We next focused our attention across the Guerin Glacier on Peak 8,625', a mountain just northwest of Mt. Natazhat. We kicked steps up a long couloir that gained the north ridge about three-quarters of the way up. We then plowed to the summit through calf- and thigh-deep snow.
Considering our time restrictions and not wanting to miss our flight out, we decided a push to the summit of Mt. Natazhat would not be feasible. Instead, we concentrated on the west face of Peak 8,778'. We climbed 50- to 70-degree ice and snow, reaching the top of the face 100 meters from the summit on the connecting northeast ridge of Natazhat, in eight hours. Satisfied with our climbing for the day, we opted to descend.

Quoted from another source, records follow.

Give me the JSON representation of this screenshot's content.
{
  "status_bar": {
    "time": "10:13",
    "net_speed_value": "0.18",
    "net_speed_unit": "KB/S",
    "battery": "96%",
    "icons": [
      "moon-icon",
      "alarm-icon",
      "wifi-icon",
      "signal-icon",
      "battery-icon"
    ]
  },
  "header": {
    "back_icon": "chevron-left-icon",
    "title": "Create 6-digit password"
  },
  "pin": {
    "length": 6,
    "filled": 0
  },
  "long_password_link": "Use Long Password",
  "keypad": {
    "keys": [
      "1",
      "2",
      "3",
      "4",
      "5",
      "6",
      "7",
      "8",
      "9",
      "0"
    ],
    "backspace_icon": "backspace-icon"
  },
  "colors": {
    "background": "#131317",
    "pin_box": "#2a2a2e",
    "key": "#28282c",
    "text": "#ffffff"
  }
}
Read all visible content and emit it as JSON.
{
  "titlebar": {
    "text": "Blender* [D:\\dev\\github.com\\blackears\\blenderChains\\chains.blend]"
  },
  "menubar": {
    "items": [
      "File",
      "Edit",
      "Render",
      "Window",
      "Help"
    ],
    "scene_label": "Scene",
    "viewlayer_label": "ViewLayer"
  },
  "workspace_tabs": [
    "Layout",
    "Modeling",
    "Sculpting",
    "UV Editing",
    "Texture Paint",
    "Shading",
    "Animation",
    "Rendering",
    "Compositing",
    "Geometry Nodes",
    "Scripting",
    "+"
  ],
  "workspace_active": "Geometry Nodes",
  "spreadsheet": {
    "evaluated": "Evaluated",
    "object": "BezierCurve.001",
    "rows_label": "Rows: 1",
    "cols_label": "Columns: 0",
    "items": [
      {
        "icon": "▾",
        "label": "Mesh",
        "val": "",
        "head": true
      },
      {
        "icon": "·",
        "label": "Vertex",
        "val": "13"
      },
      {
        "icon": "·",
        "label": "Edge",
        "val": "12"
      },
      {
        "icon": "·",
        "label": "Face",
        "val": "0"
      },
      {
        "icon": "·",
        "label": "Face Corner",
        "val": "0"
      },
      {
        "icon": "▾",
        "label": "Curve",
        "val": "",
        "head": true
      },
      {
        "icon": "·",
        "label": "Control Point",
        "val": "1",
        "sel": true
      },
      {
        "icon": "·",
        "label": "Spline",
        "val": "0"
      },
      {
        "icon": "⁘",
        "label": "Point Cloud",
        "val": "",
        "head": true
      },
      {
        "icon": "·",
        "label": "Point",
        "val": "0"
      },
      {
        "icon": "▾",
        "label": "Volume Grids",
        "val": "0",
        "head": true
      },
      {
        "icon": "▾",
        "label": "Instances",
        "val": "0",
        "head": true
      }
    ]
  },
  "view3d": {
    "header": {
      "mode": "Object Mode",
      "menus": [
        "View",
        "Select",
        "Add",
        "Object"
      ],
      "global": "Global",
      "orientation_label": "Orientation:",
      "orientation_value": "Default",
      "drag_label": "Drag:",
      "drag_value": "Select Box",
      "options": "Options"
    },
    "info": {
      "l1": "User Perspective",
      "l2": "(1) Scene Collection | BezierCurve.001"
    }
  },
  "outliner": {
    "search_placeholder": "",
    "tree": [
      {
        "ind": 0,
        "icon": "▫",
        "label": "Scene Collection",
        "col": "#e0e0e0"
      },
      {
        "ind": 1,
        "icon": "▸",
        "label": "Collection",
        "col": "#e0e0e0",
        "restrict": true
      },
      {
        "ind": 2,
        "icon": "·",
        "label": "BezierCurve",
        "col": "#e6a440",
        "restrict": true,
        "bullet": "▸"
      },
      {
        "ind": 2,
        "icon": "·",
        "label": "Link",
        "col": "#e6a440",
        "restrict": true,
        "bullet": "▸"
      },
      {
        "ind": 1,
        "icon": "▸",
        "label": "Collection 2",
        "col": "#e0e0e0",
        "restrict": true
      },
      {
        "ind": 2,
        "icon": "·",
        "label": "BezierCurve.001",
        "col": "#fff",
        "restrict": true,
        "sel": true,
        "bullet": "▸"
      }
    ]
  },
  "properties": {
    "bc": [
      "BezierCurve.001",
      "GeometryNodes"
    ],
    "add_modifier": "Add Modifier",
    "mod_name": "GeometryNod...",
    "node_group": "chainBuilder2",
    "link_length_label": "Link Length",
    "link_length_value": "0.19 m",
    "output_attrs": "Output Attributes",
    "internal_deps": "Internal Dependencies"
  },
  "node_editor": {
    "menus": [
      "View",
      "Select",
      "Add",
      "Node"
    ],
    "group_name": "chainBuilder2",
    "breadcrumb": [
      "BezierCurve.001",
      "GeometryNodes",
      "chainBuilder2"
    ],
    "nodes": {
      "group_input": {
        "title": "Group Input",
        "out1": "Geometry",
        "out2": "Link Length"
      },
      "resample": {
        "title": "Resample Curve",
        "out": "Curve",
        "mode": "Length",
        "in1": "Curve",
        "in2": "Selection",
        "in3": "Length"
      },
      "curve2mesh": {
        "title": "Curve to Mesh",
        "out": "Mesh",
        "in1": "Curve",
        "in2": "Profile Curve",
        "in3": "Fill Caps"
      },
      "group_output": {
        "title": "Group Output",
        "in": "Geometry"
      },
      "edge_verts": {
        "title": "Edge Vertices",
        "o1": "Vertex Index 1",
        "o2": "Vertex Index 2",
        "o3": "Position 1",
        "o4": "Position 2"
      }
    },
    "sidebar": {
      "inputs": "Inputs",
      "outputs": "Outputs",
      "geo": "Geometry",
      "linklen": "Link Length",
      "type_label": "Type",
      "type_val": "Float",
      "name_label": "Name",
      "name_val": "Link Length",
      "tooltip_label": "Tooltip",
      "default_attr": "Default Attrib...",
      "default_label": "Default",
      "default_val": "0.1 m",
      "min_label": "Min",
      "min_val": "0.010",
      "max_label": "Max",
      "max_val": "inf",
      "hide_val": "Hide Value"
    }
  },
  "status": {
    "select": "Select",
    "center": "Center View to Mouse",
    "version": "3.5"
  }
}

We made it back to our designated pick-up location just in time for our bird to fly us out before an incoming storm broke. To the best of our knowledge, and based on our research of the mountains in the area surrounding Mt. Natazhat, the three mountains ascended were all first ascents.